The German Archaeological Institute (DAI) follows an integrative research approach in paradigmatic research projects designed to pursue theory-based lines of inquiry. The range of projects includes a wide variety of formats with regard to duration, methodology, and interdisciplinary constellations.
Characteristic for DAI's project structure is a long-term commitment – spanning more than a hundred years in some cases – at sites like Uruk, Pergamon, and Olympia, also covering the necessary infrastructure such as excavation houses. To these sites – major cities and sanctuaries with a correspondingly complex array of findings and research potential – we bring ever new research questions aimed at understanding the site as an example of fundamental cultural and societal principles characteristic for a certain timeframe of region. This long-term presence in our guest and partner countries plays a key role in establishing and maintaining collaborations built on mutual trust.
DAI's long-term approach does not only include the commitment at particular sites but also long-term projects that pursue complex research inquiries over longer time periods of 10 to 15 years. DAI long-term research projects include those currently under way in Tayma, at Göbekli Tepe, in Milet, and in Abydos. At these sites DAI is pursuing complex archeological research questions that requires the use of a wide range of methods. Due to the wealth of material, fundamental scientific work on editions, e.g. of inscriptions in larger regions, is also usually designed as a long-term project.
Short- and medium-term projects
Specific research questions may also be pursued in short- and medium-term projects. These may include the examination of a particular building complex in a limited excavation or documentation and survey of the building. Minimal-invasive sondages based on geophysical surveys, performed to clarify the chronological and stratigraphic classification, also fall into this category. Projects for the professionalization and qualification of young scholars typically have a medium-term perspective. Moreover, short-termed investigatory and exploratory projects serve to sound out the potential for further in-depth research and to build a basis for new collaborations.

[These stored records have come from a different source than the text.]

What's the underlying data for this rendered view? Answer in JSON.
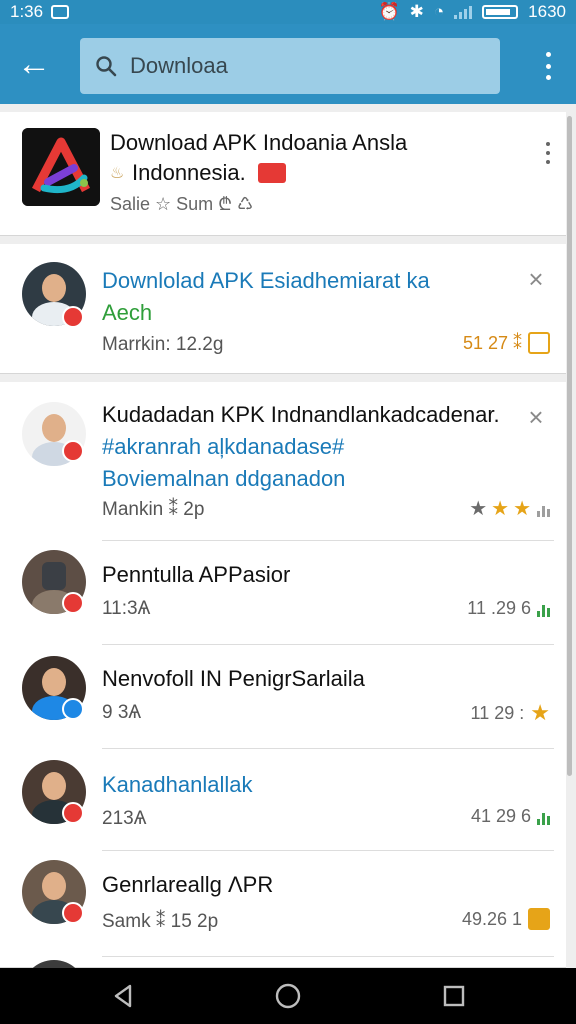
{
  "status_bar": {
    "time": "1:36",
    "battery_text": "1630"
  },
  "search": {
    "value": "Downloaa"
  },
  "app_card": {
    "title": "Download APK Indoania Ansla",
    "subtitle": "Indonnesia.",
    "meta": "Salie ☆ Sum ₾ ♺"
  },
  "items": [
    {
      "title": "Downlolad APK Esiadhemiarat ka",
      "line2": "Aech",
      "meta": "Marrkin: 12.2g",
      "right_text": "51 27 ⁑",
      "avatar_icon": "person-avatar",
      "badge_color": "#e53935"
    },
    {
      "title": "Kudadadan KPK Indnandlankadcadenar.",
      "line2": "#akranrah aļkdanadase#",
      "line3": "Boviemalnan ddganadon",
      "meta": "Mankin ⁑ 2p",
      "rating": 3,
      "badge_color": "#e53935"
    },
    {
      "title": "Penntulla APPasior",
      "meta": "11:3Ѧ",
      "right_text": "11 .29 6",
      "badge_color": "#e53935"
    },
    {
      "title": "Nenvofoll IN PenigrSarlaila",
      "meta": "9 3Ѧ",
      "right_text": "11 29 :",
      "badge_color": "#1e88e5"
    },
    {
      "title": "Kanadhanlallak",
      "meta": "213Ѧ",
      "right_text": "41 29 6",
      "badge_color": "#e53935"
    },
    {
      "title": "Genrlareallg ΛPR",
      "meta": "Samk ⁑ 15 2p",
      "right_text": "49.26 1",
      "badge_color": "#e53935"
    }
  ],
  "colors": {
    "app_bar": "#2e90c2",
    "accent_blue": "#1a7ab8",
    "accent_green": "#2f9e3a",
    "gold": "#e6a418"
  },
  "icons": {
    "back": "arrow-left-icon",
    "search": "search-icon",
    "overflow": "more-vertical-icon",
    "close": "close-icon",
    "nav_back": "triangle-back-icon",
    "nav_home": "circle-home-icon",
    "nav_recent": "square-recent-icon"
  }
}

Inter- and transdisciplinary research approaches are increasingly important when it comes to answering complex archeological questions. This includes research collaborations with other disciplines as well as institutions. DAI projects and researchers are therefore involved in and part of numerous research association projects. Organizational models include DFG focus programs, research groups, EU projects, excellence clusters, and many others.
Since 2006, research activities within the DAI have been organized in research clusters pursuing overarching questions in cultural sciences. Since 2014, we have also been integrating research projects to investigate trans-regional research questions.